| PROBLEM |
Take every entry below and copy it out word for word.

| INFORMATION SHOWN |
[Start of Attachment]
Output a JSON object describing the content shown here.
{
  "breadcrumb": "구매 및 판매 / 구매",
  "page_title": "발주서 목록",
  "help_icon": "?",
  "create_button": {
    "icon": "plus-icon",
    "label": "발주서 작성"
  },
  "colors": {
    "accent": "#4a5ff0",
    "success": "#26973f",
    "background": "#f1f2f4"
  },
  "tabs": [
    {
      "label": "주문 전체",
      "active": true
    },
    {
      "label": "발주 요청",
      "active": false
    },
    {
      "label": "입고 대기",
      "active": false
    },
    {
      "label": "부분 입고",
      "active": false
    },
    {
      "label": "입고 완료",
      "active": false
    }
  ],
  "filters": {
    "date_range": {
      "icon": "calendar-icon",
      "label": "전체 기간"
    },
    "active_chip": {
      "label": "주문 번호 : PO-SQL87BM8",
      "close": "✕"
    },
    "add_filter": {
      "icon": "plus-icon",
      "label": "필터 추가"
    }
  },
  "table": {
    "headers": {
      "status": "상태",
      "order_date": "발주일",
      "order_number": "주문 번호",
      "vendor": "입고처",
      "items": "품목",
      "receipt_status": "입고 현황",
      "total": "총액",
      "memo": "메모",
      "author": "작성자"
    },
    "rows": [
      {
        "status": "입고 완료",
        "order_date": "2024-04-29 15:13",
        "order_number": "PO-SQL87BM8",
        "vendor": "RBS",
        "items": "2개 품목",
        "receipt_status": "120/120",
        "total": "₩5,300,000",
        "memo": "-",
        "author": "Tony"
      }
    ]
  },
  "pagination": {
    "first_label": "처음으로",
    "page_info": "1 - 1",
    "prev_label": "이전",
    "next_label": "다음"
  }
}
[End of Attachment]
| COMPLETED EXERCISE |
Output a JSON object describing the content shown here.
{
  "breadcrumb": "구매 및 판매 / 구매",
  "page_title": "발주서 목록",
  "help_icon": "?",
  "create_button": {
    "icon": "plus-icon",
    "label": "발주서 작성"
  },
  "colors": {
    "accent": "#4a5ff0",
    "success": "#26973f",
    "background": "#f1f2f4"
  },
  "tabs": [
    {
      "label": "주문 전체",
      "active": true
    },
    {
      "label": "발주 요청",
      "active": false
    },
    {
      "label": "입고 대기",
      "active": false
    },
    {
      "label": "부분 입고",
      "active": false
    },
    {
      "label": "입고 완료",
      "active": false
    }
  ],
  "filters": {
    "date_range": {
      "icon": "calendar-icon",
      "label": "전체 기간"
    },
    "active_chip": {
      "label": "주문 번호 : PO-SQL87BM8",
      "close": "✕"
    },
    "add_filter": {
      "icon": "plus-icon",
      "label": "필터 추가"
    }
  },
  "table": {
    "headers": {
      "status": "상태",
      "order_date": "발주일",
      "order_number": "주문 번호",
      "vendor": "입고처",
      "items": "품목",
      "receipt_status": "입고 현황",
      "total": "총액",
      "memo": "메모",
      "author": "작성자"
    },
    "rows": [
      {
        "status": "입고 완료",
        "order_date": "2024-04-29 15:13",
        "order_number": "PO-SQL87BM8",
        "vendor": "RBS",
        "items": "2개 품목",
        "receipt_status": "120/120",
        "total": "₩5,300,000",
        "memo": "-",
        "author": "Tony"
      }
    ]
  },
  "pagination": {
    "first_label": "처음으로",
    "page_info": "1 - 1",
    "prev_label": "이전",
    "next_label": "다음"
  }
}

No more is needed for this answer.